A 500 sq. ft, one-bedroom unit will cost around Rs20-22 lakh, while two-and-a-half or three-bedroom units are priced at around Rs45 lakh.
Gopalkrishnan said the government’s demonetization move will not impact the company’s land purchase plans and it would continue to execute its expansion strategies even though there could be a temporary slowdown in sales in the coming months.
The company would continue to pursue land acquisitions as land prices are either likely to remain unchanged or fall in the coming months, he said.
“Land prices are certainly not going to go up because of this (demonetization). It will probably remain the same or may soften a bit in certain places. One may look at it as a window of opportunity for acquisition of land. So, certainly, we are not going to hold back on that,” Gopalkrishnan said.
Last year, the group had joined hands with Standard Chartered Private Equity, International Finance Corporation (IFC)—an arm of the World Bank—and the Asian Development Bank (ADB) to form an investment partnership that would put in about $200 million to build 20,000 houses across the country.

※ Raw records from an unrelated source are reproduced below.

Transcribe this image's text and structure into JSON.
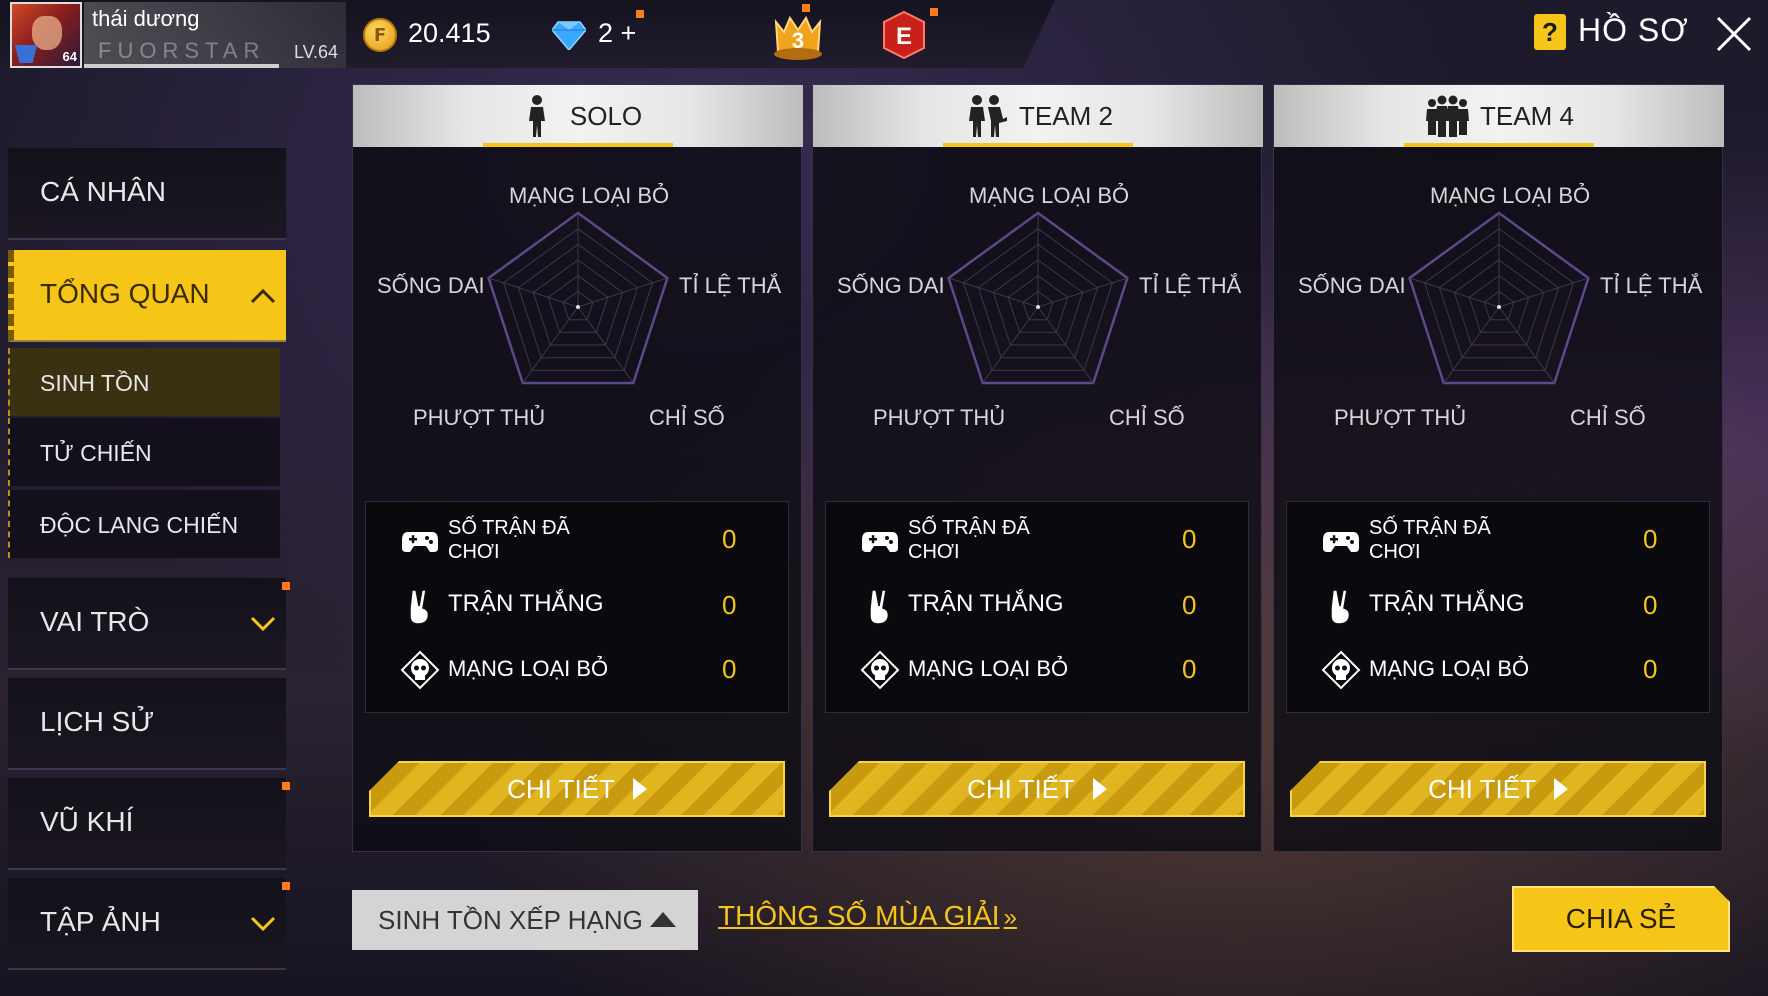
{
  "player": {
    "name": "thái dương",
    "guild": "FUORSTAR",
    "level_label": "LV.64",
    "avatar_level": "64"
  },
  "currency": {
    "coins": "20.415",
    "diamonds": "2 +"
  },
  "rank_badge": {
    "number": "3"
  },
  "e_badge": {
    "letter": "E"
  },
  "header": {
    "help_glyph": "?",
    "title": "HỒ SƠ"
  },
  "sidebar": {
    "items": [
      {
        "label": "CÁ NHÂN"
      },
      {
        "label": "TỔNG QUAN"
      },
      {
        "label": "VAI TRÒ"
      },
      {
        "label": "LỊCH SỬ"
      },
      {
        "label": "VŨ KHÍ"
      },
      {
        "label": "TẬP ẢNH"
      }
    ],
    "subitems": [
      {
        "label": "SINH TỒN"
      },
      {
        "label": "TỬ CHIẾN"
      },
      {
        "label": "ĐỘC LANG CHIẾN"
      }
    ]
  },
  "radar_labels": {
    "top": "MẠNG LOẠI BỎ",
    "left": "SỐNG DAI",
    "right": "TỈ LỆ THẮNG",
    "bottom_left": "PHƯỢT THỦ",
    "bottom_right": "CHỈ SỐ"
  },
  "stat_labels": {
    "matches": "SỐ TRẬN ĐÃ CHƠI",
    "wins": "TRẬN THẮNG",
    "kills": "MẠNG LOẠI BỎ"
  },
  "detail_label": "CHI TIẾT",
  "modes": [
    {
      "label": "SOLO",
      "matches": "0",
      "wins": "0",
      "kills": "0"
    },
    {
      "label": "TEAM 2",
      "matches": "0",
      "wins": "0",
      "kills": "0"
    },
    {
      "label": "TEAM 4",
      "matches": "0",
      "wins": "0",
      "kills": "0"
    }
  ],
  "bottom": {
    "mode_select": "SINH TỒN XẾP HẠNG",
    "season_link": "THÔNG SỐ MÙA GIẢI",
    "season_arrows": "»",
    "share": "CHIA SẺ"
  },
  "colors": {
    "accent": "#f5c518",
    "stat_value": "#f5c518",
    "notification_dot": "#ff7a1a"
  },
  "icons": {
    "coin": "gold-coin-icon",
    "diamond": "diamond-icon",
    "rank": "rank-badge-icon",
    "elite": "elite-pass-icon",
    "help": "help-icon",
    "close": "close-icon",
    "solo": "solo-soldier-icon",
    "team2": "duo-soldier-icon",
    "team4": "squad-soldier-icon",
    "matches": "gamepad-icon",
    "wins": "victory-hand-icon",
    "kills": "skull-icon"
  }
}
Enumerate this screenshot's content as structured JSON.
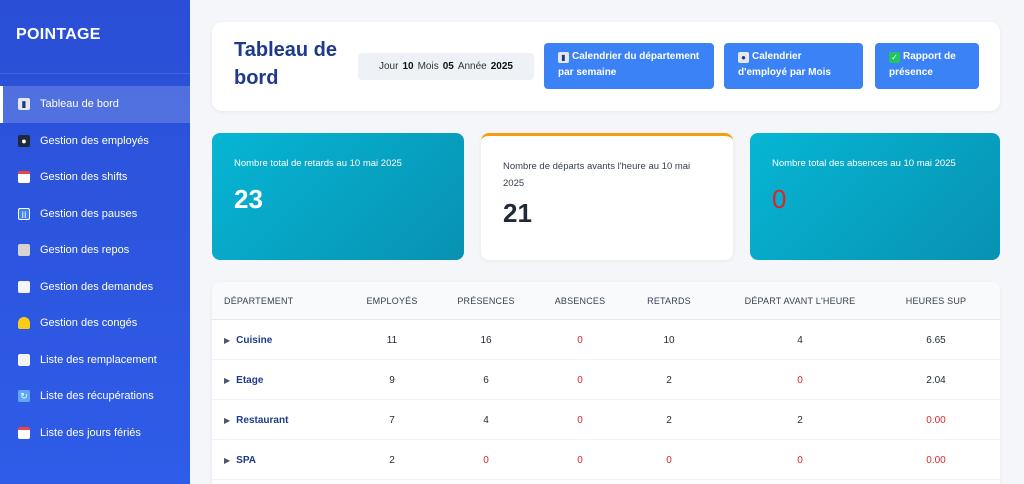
{
  "app": {
    "brand": "POINTAGE"
  },
  "sidebar": {
    "items": [
      {
        "label": "Tableau de bord",
        "icon": "chart-icon",
        "active": true
      },
      {
        "label": "Gestion des employés",
        "icon": "employee-icon"
      },
      {
        "label": "Gestion des shifts",
        "icon": "calendar-icon"
      },
      {
        "label": "Gestion des pauses",
        "icon": "pause-icon"
      },
      {
        "label": "Gestion des repos",
        "icon": "clipboard-icon"
      },
      {
        "label": "Gestion des demandes",
        "icon": "document-icon"
      },
      {
        "label": "Gestion des congés",
        "icon": "bell-icon"
      },
      {
        "label": "Liste des remplacement",
        "icon": "document-icon"
      },
      {
        "label": "Liste des récupérations",
        "icon": "refresh-icon"
      },
      {
        "label": "Liste des jours fériés",
        "icon": "calendar-icon"
      }
    ]
  },
  "header": {
    "title": "Tableau de bord",
    "date": {
      "day_label": "Jour",
      "day": "10",
      "month_label": "Mois",
      "month": "05",
      "year_label": "Année",
      "year": "2025"
    },
    "buttons": [
      {
        "label": "Calendrier du département par semaine",
        "icon": "chart-icon"
      },
      {
        "label": "Calendrier d'employé par Mois",
        "icon": "employee-icon"
      },
      {
        "label": "Rapport de présence",
        "icon": "checkmark-icon"
      }
    ]
  },
  "stats": [
    {
      "label": "Nombre total de retards au 10 mai 2025",
      "value": "23"
    },
    {
      "label": "Nombre de départs avants l'heure au 10 mai 2025",
      "value": "21"
    },
    {
      "label": "Nombre total des absences au 10 mai 2025",
      "value": "0"
    }
  ],
  "table": {
    "headers": [
      "DÉPARTEMENT",
      "EMPLOYÉS",
      "PRÉSENCES",
      "ABSENCES",
      "RETARDS",
      "DÉPART AVANT L'HEURE",
      "HEURES SUP"
    ],
    "rows": [
      {
        "dept": "Cuisine",
        "employes": "11",
        "presences": "16",
        "absences": "0",
        "retards": "10",
        "depart": "4",
        "heures_sup": "6.65"
      },
      {
        "dept": "Etage",
        "employes": "9",
        "presences": "6",
        "absences": "0",
        "retards": "2",
        "depart": "0",
        "heures_sup": "2.04"
      },
      {
        "dept": "Restaurant",
        "employes": "7",
        "presences": "4",
        "absences": "0",
        "retards": "2",
        "depart": "2",
        "heures_sup": "0.00"
      },
      {
        "dept": "SPA",
        "employes": "2",
        "presences": "0",
        "absences": "0",
        "retards": "0",
        "depart": "0",
        "heures_sup": "0.00"
      }
    ]
  },
  "colors": {
    "sidebar": "#2f5ce8",
    "accent": "#3b82f6",
    "title": "#1e3a8a",
    "teal": "#06b6d4",
    "danger": "#dc2626"
  }
}
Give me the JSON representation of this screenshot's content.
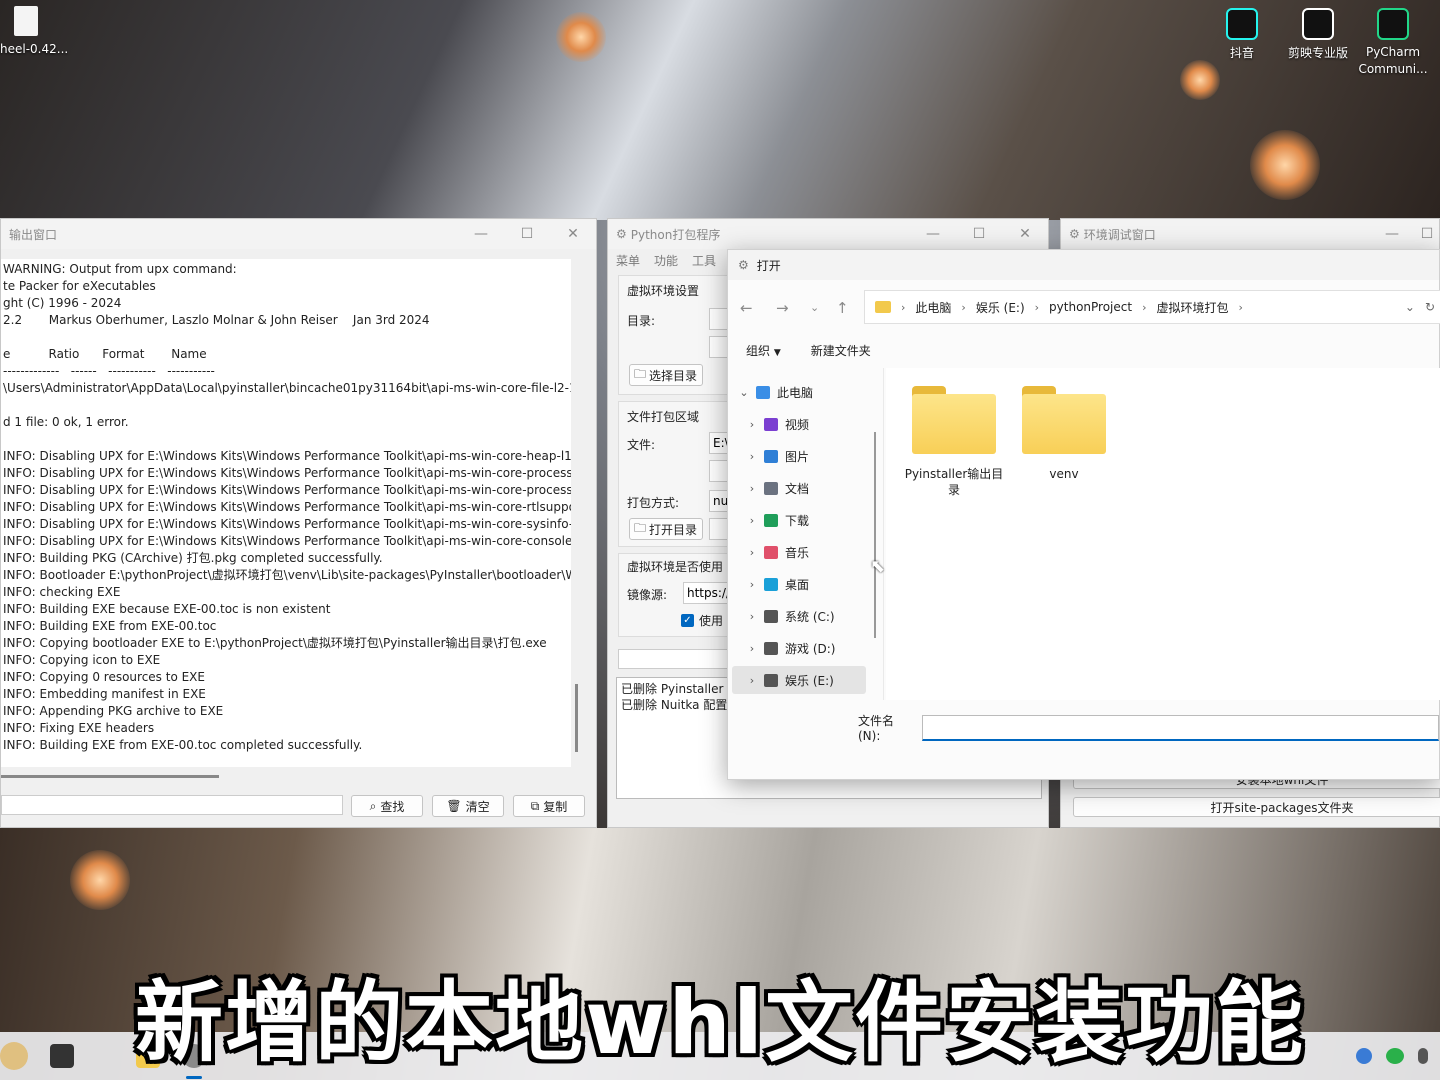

Jai Mavani, executive director, Shapoorji Pallonji and Co. Pvt. Ltd, said that at any given time, the company was actively evaluating two-three opportunities, but only a few got to the due diligence stage.
“Land acquisition in India is a very tricky process. It takes time, but in little over one year of our platform getting launched, we are already on our third project. So that’s fairly good speed,” he said.
Some large companies such as Tata Housing Development Co. Ltd and Mahindra Lifespaces Developers Ltd have already entered the low-cost residential space.
“Many corporates are actively looking for land away from the city area for affordable housing projects because the only way to support low cost is to acquire land at lower rate,” said Fali Poncha, director-residential and land (Mumbai) at property consultant Knight Frank India.
“And especially in the periphery of the city, companies do get large portions of aggregated land from local aggregators and the main objective of these corporates is to scale up as volume is very important for low-cost and affordable housing,” he said.